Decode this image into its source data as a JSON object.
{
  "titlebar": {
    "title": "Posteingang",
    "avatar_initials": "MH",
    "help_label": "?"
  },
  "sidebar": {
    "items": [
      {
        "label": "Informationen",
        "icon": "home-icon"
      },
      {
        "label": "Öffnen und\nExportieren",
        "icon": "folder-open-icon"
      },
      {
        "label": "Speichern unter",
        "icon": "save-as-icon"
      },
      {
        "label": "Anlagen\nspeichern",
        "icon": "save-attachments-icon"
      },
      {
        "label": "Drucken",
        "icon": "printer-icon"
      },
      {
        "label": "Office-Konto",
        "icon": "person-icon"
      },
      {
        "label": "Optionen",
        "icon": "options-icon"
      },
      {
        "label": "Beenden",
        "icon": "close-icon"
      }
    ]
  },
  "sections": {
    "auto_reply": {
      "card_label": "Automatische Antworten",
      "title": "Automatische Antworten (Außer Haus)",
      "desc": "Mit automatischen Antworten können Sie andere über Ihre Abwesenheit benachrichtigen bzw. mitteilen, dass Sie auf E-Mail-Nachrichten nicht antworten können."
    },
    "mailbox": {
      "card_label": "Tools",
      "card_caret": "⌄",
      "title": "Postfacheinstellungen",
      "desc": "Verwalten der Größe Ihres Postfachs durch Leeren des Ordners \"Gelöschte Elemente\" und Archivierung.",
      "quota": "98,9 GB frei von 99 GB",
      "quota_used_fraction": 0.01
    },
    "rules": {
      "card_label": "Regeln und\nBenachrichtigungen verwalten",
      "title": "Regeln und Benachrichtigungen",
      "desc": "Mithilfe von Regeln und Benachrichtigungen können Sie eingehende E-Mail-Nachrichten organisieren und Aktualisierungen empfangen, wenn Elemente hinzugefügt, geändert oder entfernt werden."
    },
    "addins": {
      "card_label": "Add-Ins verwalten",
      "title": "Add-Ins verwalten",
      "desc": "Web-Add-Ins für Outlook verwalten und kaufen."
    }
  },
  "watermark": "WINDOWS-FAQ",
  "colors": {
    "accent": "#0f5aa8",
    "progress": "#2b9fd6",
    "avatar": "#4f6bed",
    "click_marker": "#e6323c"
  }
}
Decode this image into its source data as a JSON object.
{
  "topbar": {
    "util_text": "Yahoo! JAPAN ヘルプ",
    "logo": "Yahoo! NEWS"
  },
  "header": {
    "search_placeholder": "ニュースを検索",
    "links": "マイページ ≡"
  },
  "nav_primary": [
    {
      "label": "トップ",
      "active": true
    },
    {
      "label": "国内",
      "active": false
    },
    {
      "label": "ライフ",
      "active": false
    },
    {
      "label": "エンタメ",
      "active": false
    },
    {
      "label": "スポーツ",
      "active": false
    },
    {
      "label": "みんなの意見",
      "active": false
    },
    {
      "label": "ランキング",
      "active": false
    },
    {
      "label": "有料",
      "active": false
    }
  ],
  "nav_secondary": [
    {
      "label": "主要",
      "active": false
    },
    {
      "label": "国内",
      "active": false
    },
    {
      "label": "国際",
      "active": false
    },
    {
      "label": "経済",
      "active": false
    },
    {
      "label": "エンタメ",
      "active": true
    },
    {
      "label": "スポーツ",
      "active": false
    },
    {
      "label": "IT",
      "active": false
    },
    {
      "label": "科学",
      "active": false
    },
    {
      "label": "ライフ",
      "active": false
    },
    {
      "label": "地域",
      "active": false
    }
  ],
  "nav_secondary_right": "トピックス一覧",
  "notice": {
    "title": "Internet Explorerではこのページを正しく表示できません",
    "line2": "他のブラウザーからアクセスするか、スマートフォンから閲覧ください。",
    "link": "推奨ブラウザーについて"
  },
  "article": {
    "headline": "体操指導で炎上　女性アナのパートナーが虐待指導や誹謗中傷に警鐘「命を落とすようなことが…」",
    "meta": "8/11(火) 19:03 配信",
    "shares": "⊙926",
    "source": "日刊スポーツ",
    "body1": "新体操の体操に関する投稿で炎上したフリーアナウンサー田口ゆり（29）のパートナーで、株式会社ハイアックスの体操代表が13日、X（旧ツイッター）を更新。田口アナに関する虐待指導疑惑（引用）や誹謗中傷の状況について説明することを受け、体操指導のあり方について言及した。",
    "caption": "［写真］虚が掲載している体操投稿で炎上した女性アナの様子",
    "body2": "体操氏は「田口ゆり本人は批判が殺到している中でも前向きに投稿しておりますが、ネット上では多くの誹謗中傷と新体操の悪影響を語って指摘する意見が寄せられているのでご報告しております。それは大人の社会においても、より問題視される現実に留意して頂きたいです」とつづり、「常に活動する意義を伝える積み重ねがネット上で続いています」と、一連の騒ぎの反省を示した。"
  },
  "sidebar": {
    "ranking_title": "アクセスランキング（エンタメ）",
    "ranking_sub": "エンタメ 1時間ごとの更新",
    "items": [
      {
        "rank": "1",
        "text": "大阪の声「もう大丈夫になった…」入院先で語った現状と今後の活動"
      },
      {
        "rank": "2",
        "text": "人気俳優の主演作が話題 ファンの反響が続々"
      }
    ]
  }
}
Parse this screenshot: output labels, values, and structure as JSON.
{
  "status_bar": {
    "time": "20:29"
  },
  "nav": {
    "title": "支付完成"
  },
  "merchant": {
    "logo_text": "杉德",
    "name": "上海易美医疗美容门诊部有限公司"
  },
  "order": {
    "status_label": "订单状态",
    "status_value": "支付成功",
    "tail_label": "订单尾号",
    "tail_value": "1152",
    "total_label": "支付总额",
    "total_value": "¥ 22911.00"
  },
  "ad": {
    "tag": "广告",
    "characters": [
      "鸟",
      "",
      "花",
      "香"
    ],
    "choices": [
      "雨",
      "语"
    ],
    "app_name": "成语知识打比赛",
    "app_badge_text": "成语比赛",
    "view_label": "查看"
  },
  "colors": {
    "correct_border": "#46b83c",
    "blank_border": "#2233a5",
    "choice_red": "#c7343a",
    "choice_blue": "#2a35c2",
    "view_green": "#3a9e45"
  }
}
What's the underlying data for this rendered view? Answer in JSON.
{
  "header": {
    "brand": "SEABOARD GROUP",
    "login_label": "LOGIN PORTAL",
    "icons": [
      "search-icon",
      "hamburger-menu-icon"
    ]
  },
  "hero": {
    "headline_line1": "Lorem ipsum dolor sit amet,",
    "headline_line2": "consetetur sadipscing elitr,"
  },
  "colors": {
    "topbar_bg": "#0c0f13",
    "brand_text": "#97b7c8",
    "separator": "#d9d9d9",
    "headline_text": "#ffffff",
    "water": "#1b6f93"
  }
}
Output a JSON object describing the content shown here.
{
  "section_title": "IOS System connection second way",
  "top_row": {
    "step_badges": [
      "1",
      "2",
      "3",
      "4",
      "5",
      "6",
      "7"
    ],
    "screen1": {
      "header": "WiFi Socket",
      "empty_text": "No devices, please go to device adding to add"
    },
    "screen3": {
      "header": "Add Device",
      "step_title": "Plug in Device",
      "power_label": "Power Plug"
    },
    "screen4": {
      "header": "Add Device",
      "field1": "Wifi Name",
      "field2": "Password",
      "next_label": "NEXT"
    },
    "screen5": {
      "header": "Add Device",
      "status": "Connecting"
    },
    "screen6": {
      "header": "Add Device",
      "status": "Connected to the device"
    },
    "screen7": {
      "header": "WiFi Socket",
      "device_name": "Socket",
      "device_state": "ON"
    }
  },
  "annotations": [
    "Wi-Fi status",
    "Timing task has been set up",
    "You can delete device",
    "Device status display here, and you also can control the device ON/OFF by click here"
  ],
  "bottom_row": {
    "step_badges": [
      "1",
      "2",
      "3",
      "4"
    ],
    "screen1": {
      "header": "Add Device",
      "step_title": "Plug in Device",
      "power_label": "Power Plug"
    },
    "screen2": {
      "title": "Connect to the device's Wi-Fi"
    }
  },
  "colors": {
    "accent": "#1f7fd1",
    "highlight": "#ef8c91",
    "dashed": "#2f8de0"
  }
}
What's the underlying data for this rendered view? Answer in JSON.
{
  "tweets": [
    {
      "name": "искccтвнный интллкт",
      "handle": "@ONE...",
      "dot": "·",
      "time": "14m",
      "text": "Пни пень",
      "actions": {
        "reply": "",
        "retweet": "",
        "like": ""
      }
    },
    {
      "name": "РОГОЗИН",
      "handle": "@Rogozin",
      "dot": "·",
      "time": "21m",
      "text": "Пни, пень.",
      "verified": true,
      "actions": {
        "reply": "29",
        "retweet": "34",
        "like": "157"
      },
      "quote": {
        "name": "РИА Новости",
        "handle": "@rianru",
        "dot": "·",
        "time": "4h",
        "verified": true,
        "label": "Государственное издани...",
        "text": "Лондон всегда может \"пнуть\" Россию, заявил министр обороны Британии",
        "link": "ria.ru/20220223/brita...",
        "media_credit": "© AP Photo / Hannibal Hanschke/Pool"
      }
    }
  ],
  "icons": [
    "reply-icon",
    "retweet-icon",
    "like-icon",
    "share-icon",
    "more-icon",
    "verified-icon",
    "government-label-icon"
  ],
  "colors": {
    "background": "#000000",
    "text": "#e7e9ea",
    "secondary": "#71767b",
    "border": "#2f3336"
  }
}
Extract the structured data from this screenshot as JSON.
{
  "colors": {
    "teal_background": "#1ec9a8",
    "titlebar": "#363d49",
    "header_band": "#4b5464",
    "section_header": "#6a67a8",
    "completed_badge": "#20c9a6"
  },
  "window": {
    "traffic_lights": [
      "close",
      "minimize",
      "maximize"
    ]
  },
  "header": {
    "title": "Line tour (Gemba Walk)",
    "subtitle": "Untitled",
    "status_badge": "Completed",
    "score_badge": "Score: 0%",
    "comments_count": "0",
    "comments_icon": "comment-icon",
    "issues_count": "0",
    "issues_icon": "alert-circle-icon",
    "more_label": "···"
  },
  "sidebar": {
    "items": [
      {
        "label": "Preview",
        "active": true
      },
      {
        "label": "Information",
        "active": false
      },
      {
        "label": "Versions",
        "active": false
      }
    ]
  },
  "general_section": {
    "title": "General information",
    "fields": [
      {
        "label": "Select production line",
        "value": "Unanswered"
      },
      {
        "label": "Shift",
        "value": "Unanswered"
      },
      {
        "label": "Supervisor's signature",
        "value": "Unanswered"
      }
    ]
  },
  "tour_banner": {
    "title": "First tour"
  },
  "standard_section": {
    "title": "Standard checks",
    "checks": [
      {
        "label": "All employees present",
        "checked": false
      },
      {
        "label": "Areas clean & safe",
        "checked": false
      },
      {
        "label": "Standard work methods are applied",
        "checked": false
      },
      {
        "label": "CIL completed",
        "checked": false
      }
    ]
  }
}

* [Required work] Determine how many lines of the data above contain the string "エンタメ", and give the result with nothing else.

* [Result for this task] 4